Task brief => Where the string "column" occurs in a line of the entries below, copy that line.

▽

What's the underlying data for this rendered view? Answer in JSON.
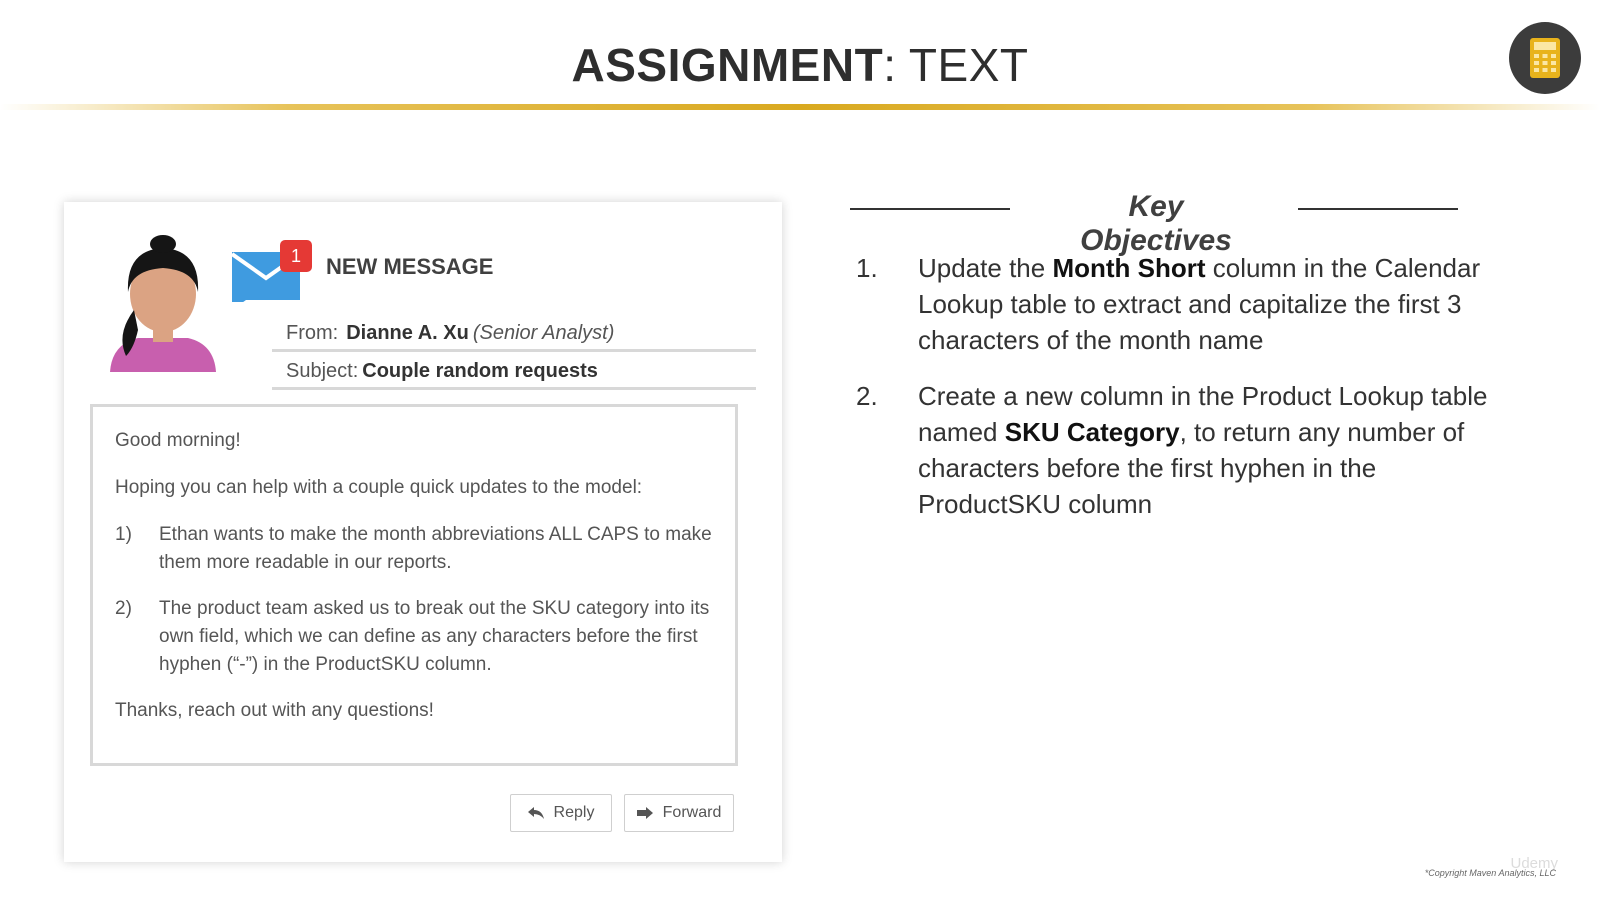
{
  "header": {
    "title_bold": "ASSIGNMENT",
    "title_rest": ": TEXT",
    "icon": "calculator-icon",
    "accent_color": "#d9a91f"
  },
  "email": {
    "badge_count": "1",
    "header_label": "NEW MESSAGE",
    "from_label": "From:",
    "from_name": "Dianne A. Xu",
    "from_role": "(Senior Analyst)",
    "subject_label": "Subject:",
    "subject_value": "Couple random requests",
    "greeting": "Good morning!",
    "intro": "Hoping you can help with a couple quick updates to the model:",
    "items": [
      {
        "num": "1)",
        "text": "Ethan wants to make the month abbreviations ALL CAPS to make them more readable in our reports."
      },
      {
        "num": "2)",
        "text": "The product team asked us to break out the SKU category into its own field, which we can define as any characters before the first hyphen (“-”) in the ProductSKU column."
      }
    ],
    "closing": "Thanks, reach out with any questions!",
    "reply_label": "Reply",
    "forward_label": "Forward"
  },
  "objectives": {
    "heading": "Key Objectives",
    "items": [
      {
        "num": "1.",
        "pre": "Update the ",
        "bold": "Month Short",
        "post": " column in the Calendar Lookup table to extract and capitalize the first 3 characters of the month name"
      },
      {
        "num": "2.",
        "pre": "Create a new column in the Product Lookup table named ",
        "bold": "SKU Category",
        "post": ", to return any number of characters before the first hyphen in the ProductSKU column"
      }
    ]
  },
  "footer": {
    "copyright": "*Copyright Maven Analytics, LLC",
    "watermark": "Udemy"
  }
}
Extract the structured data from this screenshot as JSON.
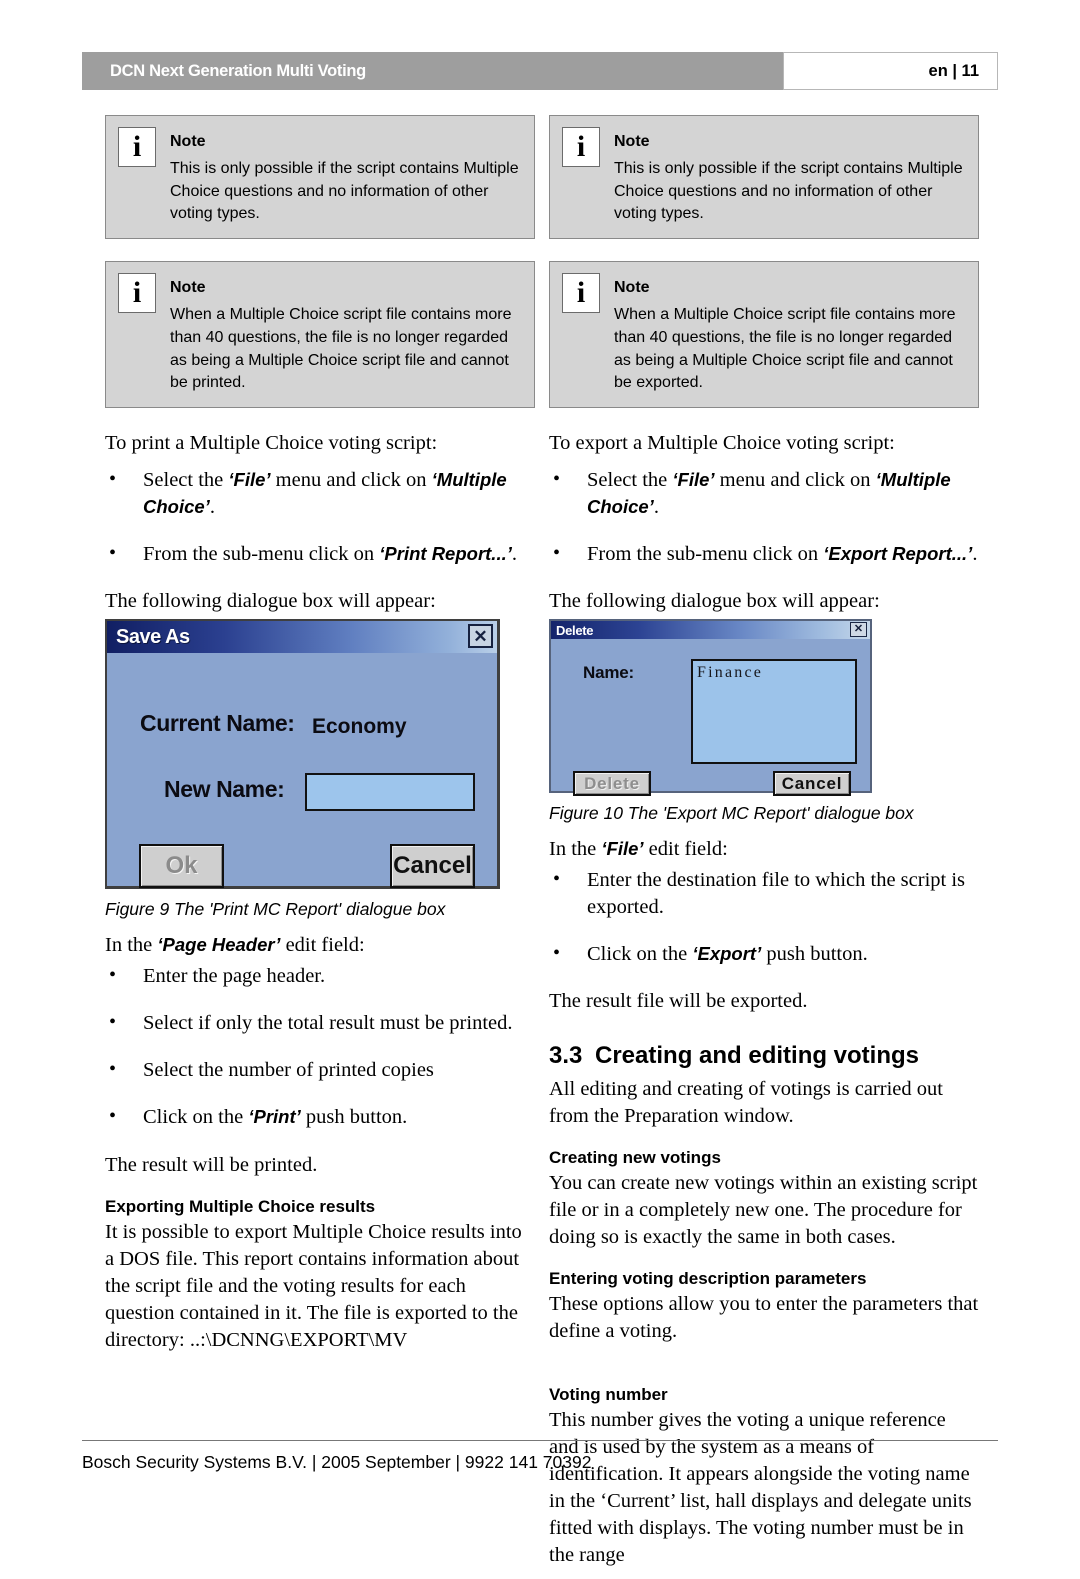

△

Answer to this task =>
        "text": "The product team asked us to break out the SKU category into its own field, which we can define as any characters before the first hyphen (“-”) in the ProductSKU column."
        "post": " column in the Calendar Lookup table to extract and capitalize the first 3 characters of the month name"
        "pre": "Create a new column in the Product Lookup table named ",
        "post": ", to return any number of characters before the first hyphen in the ProductSKU column"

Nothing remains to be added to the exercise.